You can only lose weight for you: not for an archetypical image, not for a “I want to wear x for an event” but for you: your health, how you feel about you – not the images.  If you must set weight loss goals, do so in helpful ways: eliminate sugar, eliminate processed foods, cook from home and freeze immediately any leftovers.  And toss your scale.  Learn to listen to your body and respect it.  Not everybody is going to be a size 8. Clothes can’t be your goal: your happiness with the reflection in the mirror is what counts. Your improving health counts.  And limiting yourself to life’s little pleasures now and then because of a “point” reinforces all the negative self-image women have heard for years.

College Sports

January 1, 2011

Penn State VB

So, another January 1st, another day of college football and the celebration of the bowl season, college athletics and the positive side of sports (I don’t want to get into all the violation craziness): the sheer joy of victories, the real tears of upsets.  2010 should be remembered in NCAA world for two historic markers: the UConn women’s improbable win streak ended at 90 in basketball,  and the Penn State women’s volleyball team had an over the top win streak of 109 ended then went on to win their 4th straight Division I volleyball national title.

There will always be debates about parity in women’s athletics versus men’s athletics, that it’s “harder” to win 30 games men’s hoops than women’s hoops but the reality? A 30 win basketball or volleyball season is to be celebrated: without debate of gender.

The young women playing high school and college sports today are the daughters of Title IX.  They didn’t grow up when young girls playing a sport was an anomaly. Drive through the suburbs of Chicago, Dallas, SF, Denver on a Saturday: just as many pig-tailed girls playing soccer, t-ball, basketball as boys.  When I signed up to play t-ball at 5, I was the first female to ever play for the park league in my medium-sized Chicago suburb.  The next year, my sister was the second.  My oldest niece plays 3 sports and is widely thought of to be the best athlete in her school.  She asked if she could play football, and was told yes.  She would have been the starting quarterback but alas, discovered that her other passion, cheerleading was FOR football (sigh).  She doesn’t know an era where young women cannot receive college scholarships for athletics or academics.
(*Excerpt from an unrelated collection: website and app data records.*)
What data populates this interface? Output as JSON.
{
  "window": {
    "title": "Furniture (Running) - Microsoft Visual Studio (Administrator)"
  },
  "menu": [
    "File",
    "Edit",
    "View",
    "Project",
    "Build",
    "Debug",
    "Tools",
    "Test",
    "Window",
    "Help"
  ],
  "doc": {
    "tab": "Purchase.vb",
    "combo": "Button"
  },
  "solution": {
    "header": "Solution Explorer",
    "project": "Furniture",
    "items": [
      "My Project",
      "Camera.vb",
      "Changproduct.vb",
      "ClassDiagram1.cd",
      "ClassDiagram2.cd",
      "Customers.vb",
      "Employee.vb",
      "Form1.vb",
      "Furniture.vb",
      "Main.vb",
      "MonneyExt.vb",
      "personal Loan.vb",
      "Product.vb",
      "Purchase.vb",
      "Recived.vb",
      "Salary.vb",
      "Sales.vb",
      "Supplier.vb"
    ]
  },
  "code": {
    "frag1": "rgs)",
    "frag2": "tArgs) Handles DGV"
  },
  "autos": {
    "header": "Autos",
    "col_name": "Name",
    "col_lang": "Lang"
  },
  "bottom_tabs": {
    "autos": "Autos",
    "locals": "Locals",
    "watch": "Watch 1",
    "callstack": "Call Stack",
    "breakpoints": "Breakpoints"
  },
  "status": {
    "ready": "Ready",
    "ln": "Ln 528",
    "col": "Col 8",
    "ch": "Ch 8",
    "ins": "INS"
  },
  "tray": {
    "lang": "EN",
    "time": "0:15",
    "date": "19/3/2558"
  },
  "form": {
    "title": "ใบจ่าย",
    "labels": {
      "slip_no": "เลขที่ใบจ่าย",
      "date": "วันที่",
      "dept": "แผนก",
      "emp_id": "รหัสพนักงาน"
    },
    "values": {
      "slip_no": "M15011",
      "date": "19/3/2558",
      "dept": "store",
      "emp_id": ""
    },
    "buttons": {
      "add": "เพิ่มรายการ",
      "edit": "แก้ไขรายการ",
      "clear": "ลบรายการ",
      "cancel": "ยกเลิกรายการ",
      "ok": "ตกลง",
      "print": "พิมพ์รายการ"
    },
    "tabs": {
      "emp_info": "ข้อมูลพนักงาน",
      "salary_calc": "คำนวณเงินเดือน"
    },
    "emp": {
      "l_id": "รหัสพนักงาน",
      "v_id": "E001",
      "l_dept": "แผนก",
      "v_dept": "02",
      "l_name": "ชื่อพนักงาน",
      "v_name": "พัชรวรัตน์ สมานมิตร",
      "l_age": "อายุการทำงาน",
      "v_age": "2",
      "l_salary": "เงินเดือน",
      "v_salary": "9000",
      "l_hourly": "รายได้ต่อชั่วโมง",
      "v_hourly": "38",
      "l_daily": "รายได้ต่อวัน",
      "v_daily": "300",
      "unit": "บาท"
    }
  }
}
From Division III swimmers to Division I fencers, most play for the love of the sport, with little opportunity after college aside from rec leagues, teaching others and the lessons learned from playing a team sport, being part of a team in predominately individual event sports and the dedication and time management to be a student-athlete.  Like any other group, there are a few that break the rules but there are so many more that compete to compete.  And yes, it’s still fun to discover that a friend of yours holds the college record at your school 20 years later.

What makes the dominance of Penn State and UConn in their respective sports so amazing is that for the first time, there was a glare of a spotlight, there was expectations of “never loosing” and there were grown men and women as well as children watching.  For the first time, two sports showed the fulfillment of Title IX.  Their accomplishments were celebrated on ESPN, national media outlets and on their college campuses.  The “streak breakers” of Stanford (for both!) had a 4 year undefeated dual meet swimming record of its own back in the mid 90’s.

Sports and the lessons learned in competition carry over.  And as the Penn State campus celebrates its 4th straight volleyball title, and as UConn learns from its defeat by Stanford, the greater lesson should be learned.  Throwing, spiking and passing like a girl? It’s something to be celebrated.  Just as the bowl season is to be enjoyed: it takes commitment, dedication and a passion to play at the collegiate level.

Kick back and enjoy watching your favorite team and sport. But remember, these really are just kids playing for the love of a sport.  And somewhere, I am certian, John Wooden enjoyed watching the fall sports season.